Editas Medicine, Inc. (Nasdaq: EDIT), announced that the gene editing therapy EDIT-301 is promising in the first patient with sickle cell disease (SCD). The experimental treatment is given to the patient according to the Phase 1/2 RUBY clinical trial. The EDIT-301 therapy uses a proprietary enzyme called AsCas12a and noted that is the first time has been used for genetic editing of human cells in a clinical trial. The first patient dosed in the RUBY clinical trial has shown signs of engraftment determined by analyses of the patient’s neutrophils and platelets. Editas Medicine, also announced that the U.S. Food and Drug Administration (FDA) has removed a partial hold on the RUBY trial, given the go-ahead for planned assessments of efficacy. “Dosing and successful engraftment of the first patient coupled with the FDA’s removal of the partial clinical hold on the RUBY trial are important steps toward our goal of bringing this new and promising treatment to people living with sickle cell disease,” Gilmore O’Neill, Editas president and CEO, said. For more information press release.

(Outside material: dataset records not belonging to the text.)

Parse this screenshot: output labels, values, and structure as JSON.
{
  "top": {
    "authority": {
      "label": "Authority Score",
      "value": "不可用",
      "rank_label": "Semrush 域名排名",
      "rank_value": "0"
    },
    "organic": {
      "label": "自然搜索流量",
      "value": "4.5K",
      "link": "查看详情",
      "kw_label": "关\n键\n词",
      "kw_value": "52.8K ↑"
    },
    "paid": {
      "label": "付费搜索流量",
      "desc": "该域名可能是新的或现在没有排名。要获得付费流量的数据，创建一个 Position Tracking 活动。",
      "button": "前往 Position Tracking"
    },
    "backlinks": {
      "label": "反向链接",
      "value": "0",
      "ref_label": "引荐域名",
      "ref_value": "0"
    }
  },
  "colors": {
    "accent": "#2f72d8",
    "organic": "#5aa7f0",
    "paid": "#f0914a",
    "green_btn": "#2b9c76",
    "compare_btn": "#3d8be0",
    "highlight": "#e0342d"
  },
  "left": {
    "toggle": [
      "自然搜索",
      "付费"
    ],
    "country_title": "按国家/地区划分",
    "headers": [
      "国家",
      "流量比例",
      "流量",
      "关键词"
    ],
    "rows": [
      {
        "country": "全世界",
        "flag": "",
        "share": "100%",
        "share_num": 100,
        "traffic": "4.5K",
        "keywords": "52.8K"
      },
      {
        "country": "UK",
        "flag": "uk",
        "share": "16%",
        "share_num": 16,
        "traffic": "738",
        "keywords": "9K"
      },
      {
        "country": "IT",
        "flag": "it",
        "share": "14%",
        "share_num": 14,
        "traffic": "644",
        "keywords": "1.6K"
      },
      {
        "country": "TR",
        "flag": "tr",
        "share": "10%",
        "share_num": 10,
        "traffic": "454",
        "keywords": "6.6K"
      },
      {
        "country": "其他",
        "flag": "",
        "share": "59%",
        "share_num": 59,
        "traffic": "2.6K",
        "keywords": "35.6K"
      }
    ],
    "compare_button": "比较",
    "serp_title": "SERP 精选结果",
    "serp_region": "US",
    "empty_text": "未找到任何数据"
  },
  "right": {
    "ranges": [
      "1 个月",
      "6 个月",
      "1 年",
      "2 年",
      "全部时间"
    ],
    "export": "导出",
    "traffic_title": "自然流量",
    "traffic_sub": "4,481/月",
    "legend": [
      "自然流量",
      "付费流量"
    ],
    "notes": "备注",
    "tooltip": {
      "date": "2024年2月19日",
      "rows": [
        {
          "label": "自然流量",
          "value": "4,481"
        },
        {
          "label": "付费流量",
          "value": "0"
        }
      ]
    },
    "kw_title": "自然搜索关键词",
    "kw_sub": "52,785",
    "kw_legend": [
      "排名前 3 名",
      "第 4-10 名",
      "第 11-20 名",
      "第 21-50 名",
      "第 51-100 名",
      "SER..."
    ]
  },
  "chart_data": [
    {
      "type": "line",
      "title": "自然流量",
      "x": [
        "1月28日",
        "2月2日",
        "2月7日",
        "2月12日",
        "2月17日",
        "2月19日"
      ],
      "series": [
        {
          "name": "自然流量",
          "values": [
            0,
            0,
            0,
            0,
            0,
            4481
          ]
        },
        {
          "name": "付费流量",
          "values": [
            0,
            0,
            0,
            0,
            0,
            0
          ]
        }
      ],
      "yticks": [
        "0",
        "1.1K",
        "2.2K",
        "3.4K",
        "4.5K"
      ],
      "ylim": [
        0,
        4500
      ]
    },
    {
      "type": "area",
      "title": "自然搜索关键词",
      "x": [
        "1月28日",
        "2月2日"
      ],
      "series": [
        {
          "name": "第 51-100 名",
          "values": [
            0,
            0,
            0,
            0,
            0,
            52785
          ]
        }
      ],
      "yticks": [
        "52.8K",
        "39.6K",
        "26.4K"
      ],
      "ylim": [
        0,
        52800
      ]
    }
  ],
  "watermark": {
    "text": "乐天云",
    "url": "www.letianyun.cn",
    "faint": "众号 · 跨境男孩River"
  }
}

Vertex Pharmaceuticals Inc. (VRTX) and CRISPR Therapeutics (CRSP) presented new data on exa-cel (CTX001™) at the European Hematology Association (EHA) Congress. Forty-four patients with transfusion-dependent β-thalassemia (TDT) and thirty-one with severe sickle cell disease (SCD) were monitored from 1.2 to 37.2 months after exa-cel dosing. TDT patients had substantial mean increases in fetal hemoglobin (HbF) and corresponding increases in mean total hemoglobin (Hb), while all severe SCD were free of VOCs and mean HbF of approximately 40% by month 3 and 4 respectively. The data from 75 patients demonstrate that exa-cel has the potential to be a one-time functional cure, with safety profile be consistent with myeloablative conditioning and autologous stem cell transplant. For more information, press release.